As part of this major Wellcome Trust-funded project, Sanjoy is completing a book that examines how international medical migration can strengthen universal healthcare structures in one location whilst simultaneously weakening care provision in another context at the same time. This work seeks to better understand why international ideologies for the promotion of Primary Health Care often ignored or misunderstood these interconnections, thereby becoming complicit in the weakening of national and local medical provision. In all this, ideas of ‘development’ posited in donor nations and UN agencies will be studied critically, by examining the acute differences between ideological posturing and work actually carried out on the ground in countries receiving ‘aid’. Provisionally titled the Commonwealth of Health: War, Decolonisation and Development in the making of the British National Health Service, the book will be submitted to Cambridge University Press. Sanjoy has collected a large amount of material, from a variety of archives, during the course of this project. Therefore, as and when he gets time, he will be able to write up two other books from this material. One will deal with the history of Bombay’s city’s hospitals between 1900 and 1980, and assess their contributions to Bombay/Maharashtra state’s healthcare provision critically. The other book will examine ideas, provision of and practices in rural healthcare in Western and Northern India between 1890 and 1980.

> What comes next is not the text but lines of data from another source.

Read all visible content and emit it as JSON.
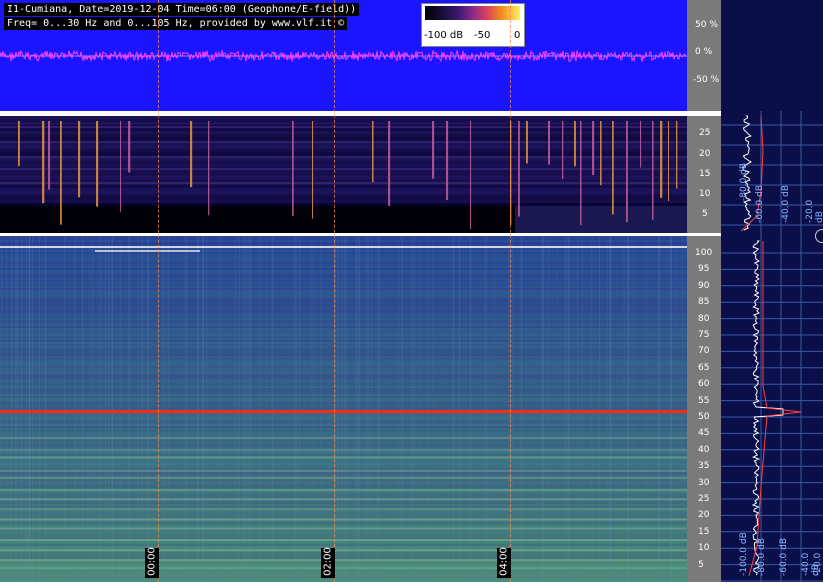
{
  "header": {
    "line1": "I1-Cumiana, Date=2019-12-04 Time=06:00 (Geophone/E-field))",
    "line2": "Freq= 0...30 Hz and 0...105 Hz, provided by www.vlf.it ©"
  },
  "colorbar": {
    "labels": [
      "-100 dB",
      "-50",
      "0"
    ]
  },
  "wave_scale": {
    "labels": [
      "50 %",
      "0 %",
      "-50 %"
    ]
  },
  "spec1_scale": {
    "labels": [
      "25",
      "20",
      "15",
      "10",
      "5"
    ]
  },
  "spec2_scale": {
    "labels": [
      "100",
      "95",
      "90",
      "85",
      "80",
      "75",
      "70",
      "65",
      "60",
      "55",
      "50",
      "45",
      "40",
      "35",
      "30",
      "25",
      "20",
      "15",
      "10",
      "5"
    ]
  },
  "spectrum1_db_labels": [
    "-80.0 dB",
    "-60.0 dB",
    "-40.0 dB",
    "-20.0 dB"
  ],
  "spectrum2_db_labels": [
    "-100.0 dB",
    "-80.0 dB",
    "-60.0 dB",
    "-40.0 dB",
    "-20.0 dB"
  ],
  "time_labels": [
    "00:00",
    "02:00",
    "04:00"
  ],
  "colors": {
    "wave_bg": "#1a14ff",
    "wave_trace": "#ff40ff",
    "marker": "#ff8844",
    "side_panel": "#0a0f4a",
    "scale_bg": "#7a7a7a"
  }
}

Sanjoy is concurrently trying to complete another book, provisionally titled The Last Bastion: Smallpox Eradication in Bangladesh and South Asia. Based on five years of detailed research in archives, this is a study of how policies designed in North America and Europe were received by governmental and civil society organisations in East Pakistan/Bangladesh, and then interpreted in manifold ways in response to a diversity of local political and economic factors. In this way, this book urges the incorporation of greater nuance in the study of the histories of global health programmes, whose components coexisted concurrently at many administrative, institutional and ideological levels. A variety of bilateral, regional and international agreements with national aid agencies and bodies such as the Commonwealth Secretariat, whose contributions ebbed and flowed over a period of time, are also presented as major determinants in the implementation of the shape of the South Asian and global smallpox eradication programme.